* TRY IT
Every entry in the data that follows should come back exactly, pictures aside.

(AVAILABLE DATA)

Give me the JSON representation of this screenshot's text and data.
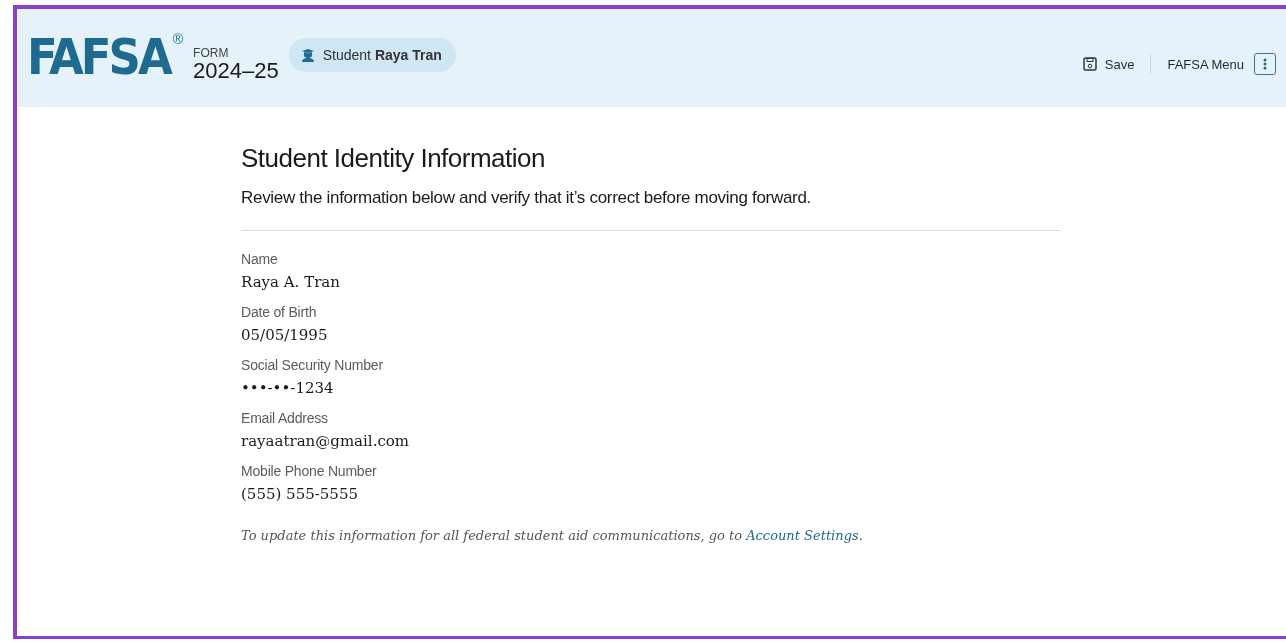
{
  "header": {
    "logo": "FAFSA",
    "registered_mark": "®",
    "form_label": "FORM",
    "form_year": "2024–25",
    "role_badge": {
      "role": "Student",
      "name": "Raya Tran"
    },
    "save_button": "Save",
    "menu_button": "FAFSA Menu"
  },
  "page": {
    "title": "Student Identity Information",
    "subtitle": "Review the information below and verify that it’s correct before moving forward.",
    "fields": [
      {
        "label": "Name",
        "value": "Raya A. Tran"
      },
      {
        "label": "Date of Birth",
        "value": "05/05/1995"
      },
      {
        "label": "Social Security Number",
        "value": "•••-••-1234"
      },
      {
        "label": "Email Address",
        "value": "rayaatran@gmail.com"
      },
      {
        "label": "Mobile Phone Number",
        "value": "(555) 555-5555"
      }
    ],
    "note": {
      "text": "To update this information for all federal student aid communications, go to ",
      "link": "Account Settings",
      "after": "."
    }
  }
}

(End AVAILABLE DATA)

* RESULT OF THIS EXERCISE
Give me the JSON representation of this screenshot's text and data.
{
  "header": {
    "logo": "FAFSA",
    "registered_mark": "®",
    "form_label": "FORM",
    "form_year": "2024–25",
    "role_badge": {
      "role": "Student",
      "name": "Raya Tran"
    },
    "save_button": "Save",
    "menu_button": "FAFSA Menu"
  },
  "page": {
    "title": "Student Identity Information",
    "subtitle": "Review the information below and verify that it’s correct before moving forward.",
    "fields": [
      {
        "label": "Name",
        "value": "Raya A. Tran"
      },
      {
        "label": "Date of Birth",
        "value": "05/05/1995"
      },
      {
        "label": "Social Security Number",
        "value": "•••-••-1234"
      },
      {
        "label": "Email Address",
        "value": "rayaatran@gmail.com"
      },
      {
        "label": "Mobile Phone Number",
        "value": "(555) 555-5555"
      }
    ],
    "note": {
      "text": "To update this information for all federal student aid communications, go to ",
      "link": "Account Settings",
      "after": "."
    }
  }
}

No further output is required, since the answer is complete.